• [Instructions for the task] Find the lines holding the string "JSON" in the data, then copy all of them.
Provided information Block Start
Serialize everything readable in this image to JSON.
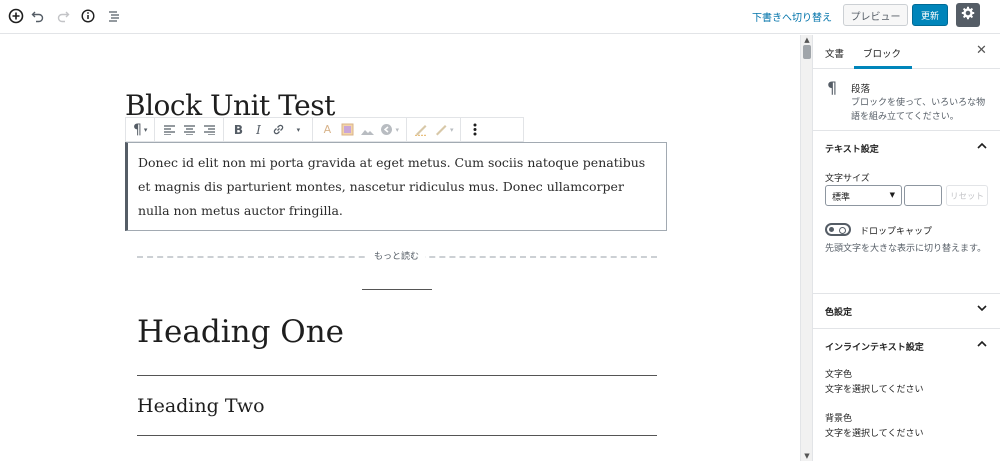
{
  "topbar": {
    "draft_link": "下書きへ切り替え",
    "preview_label": "プレビュー",
    "update_label": "更新",
    "icons": [
      "add-block-icon",
      "undo-icon",
      "redo-icon",
      "info-icon",
      "outline-icon",
      "gear-icon"
    ]
  },
  "editor": {
    "title": "Block Unit Test",
    "paragraph": "Donec id elit non mi porta gravida at eget metus. Cum sociis natoque penatibus et magnis dis parturient montes, nascetur ridiculus mus. Donec ullamcorper nulla non metus auctor fringilla.",
    "more_label": "もっと読む",
    "heading_one": "Heading One",
    "heading_two": "Heading Two"
  },
  "sidebar": {
    "tab_document": "文書",
    "tab_block": "ブロック",
    "active_tab": "ブロック",
    "block_card": {
      "title": "段落",
      "description": "ブロックを使って、いろいろな物語を組み立ててください。"
    },
    "text_settings": {
      "title": "テキスト設定",
      "font_size_label": "文字サイズ",
      "font_size_value": "標準",
      "reset_label": "リセット",
      "dropcap_label": "ドロップキャップ",
      "dropcap_help": "先頭文字を大きな表示に切り替えます。"
    },
    "color_settings": {
      "title": "色設定"
    },
    "inline_settings": {
      "title": "インラインテキスト設定",
      "text_color_label": "文字色",
      "text_color_hint": "文字を選択してください",
      "bg_color_label": "背景色",
      "bg_color_hint": "文字を選択してください"
    }
  },
  "colors": {
    "accent": "#0085ba",
    "link": "#0073aa"
  }
}
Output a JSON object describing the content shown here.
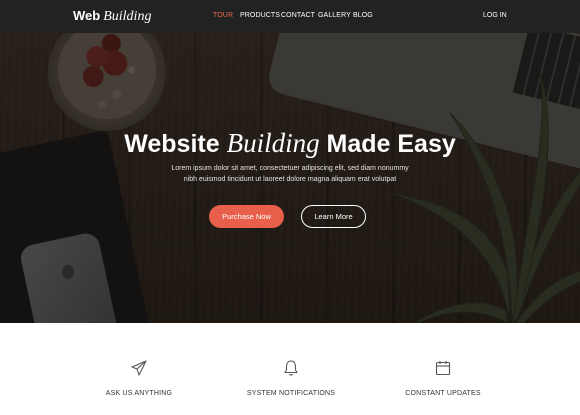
{
  "brand": {
    "word1": "Web",
    "word2": "Building"
  },
  "nav": {
    "items": [
      {
        "label": "TOUR",
        "active": true
      },
      {
        "label": "PRODUCTS",
        "active": false
      },
      {
        "label": "CONTACT",
        "active": false
      },
      {
        "label": "GALLERY",
        "active": false
      },
      {
        "label": "BLOG",
        "active": false
      }
    ],
    "login_label": "LOG IN"
  },
  "hero": {
    "title_part1": "Website",
    "title_italic": "Building",
    "title_part2": "Made Easy",
    "subtitle": "Lorem ipsum dolor sit amet, consectetuer adipiscing elit, sed diam nonummy nibh euismod tincidunt ut laoreet dolore magna aliquam erat volutpat",
    "primary_button": "Purchase Now",
    "secondary_button": "Learn More"
  },
  "features": [
    {
      "icon": "paper-plane-icon",
      "label": "ASK US ANYTHING"
    },
    {
      "icon": "bell-icon",
      "label": "SYSTEM NOTIFICATIONS"
    },
    {
      "icon": "calendar-icon",
      "label": "CONSTANT UPDATES"
    }
  ],
  "colors": {
    "accent": "#e8604c",
    "nav_active": "#e86a4d",
    "navbar_bg": "#222222"
  }
}
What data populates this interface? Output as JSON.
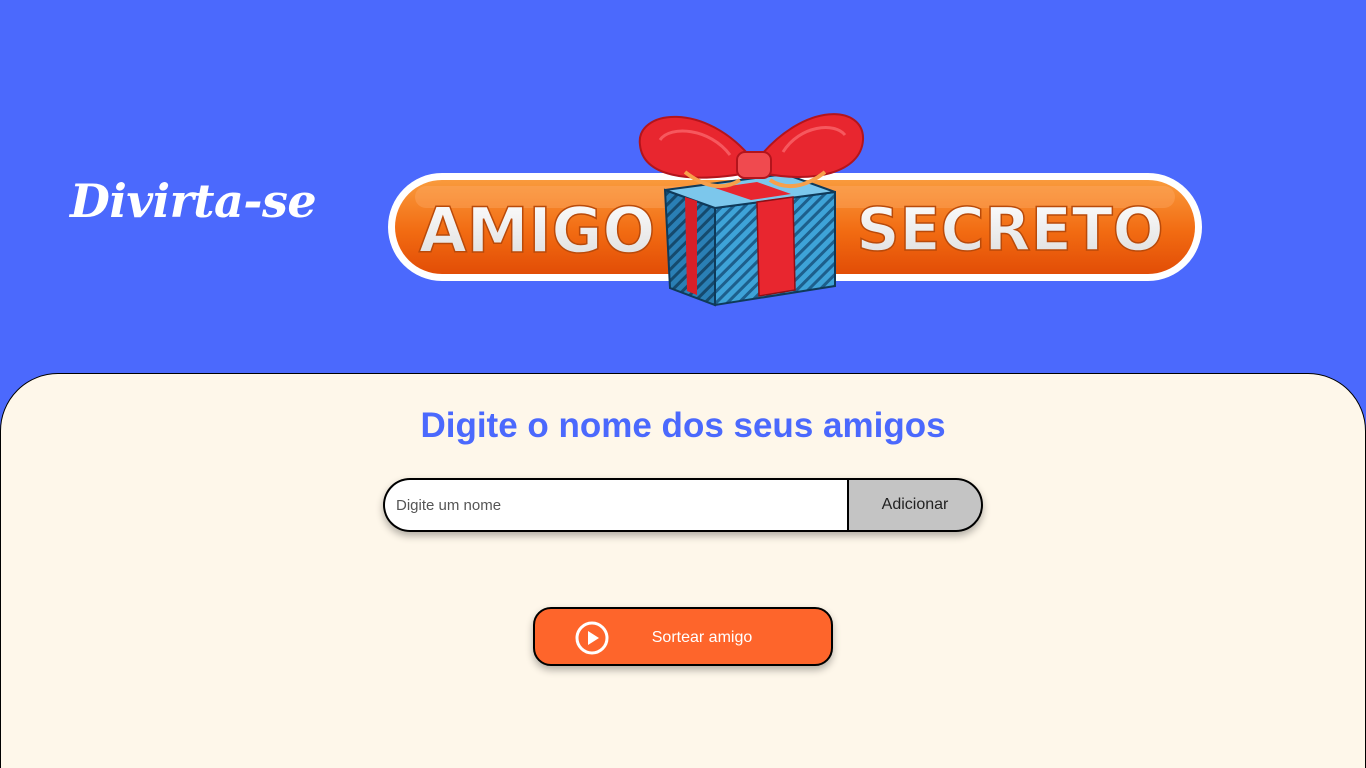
{
  "header": {
    "tagline": "Divirta-se",
    "logo": {
      "word_left": "AMIGO",
      "word_right": "SECRETO",
      "pill_color": "#f26b12",
      "ribbon_color": "#e8262f",
      "box_color": "#2f8fc4"
    }
  },
  "main": {
    "title": "Digite o nome dos seus amigos",
    "name_input": {
      "placeholder": "Digite um nome",
      "value": ""
    },
    "add_button_label": "Adicionar",
    "draw_button": {
      "label": "Sortear amigo",
      "icon": "play-circle-icon"
    }
  },
  "colors": {
    "background": "#4b69fd",
    "panel": "#fef7ea",
    "title": "#4b69fd",
    "draw_button": "#fe652b",
    "add_button": "#c4c4c4"
  }
}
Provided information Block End
• [The completed task]
Serialize everything readable in this image to JSON.
Output a JSON object describing the content shown here.
What data populates this interface? Output as JSON.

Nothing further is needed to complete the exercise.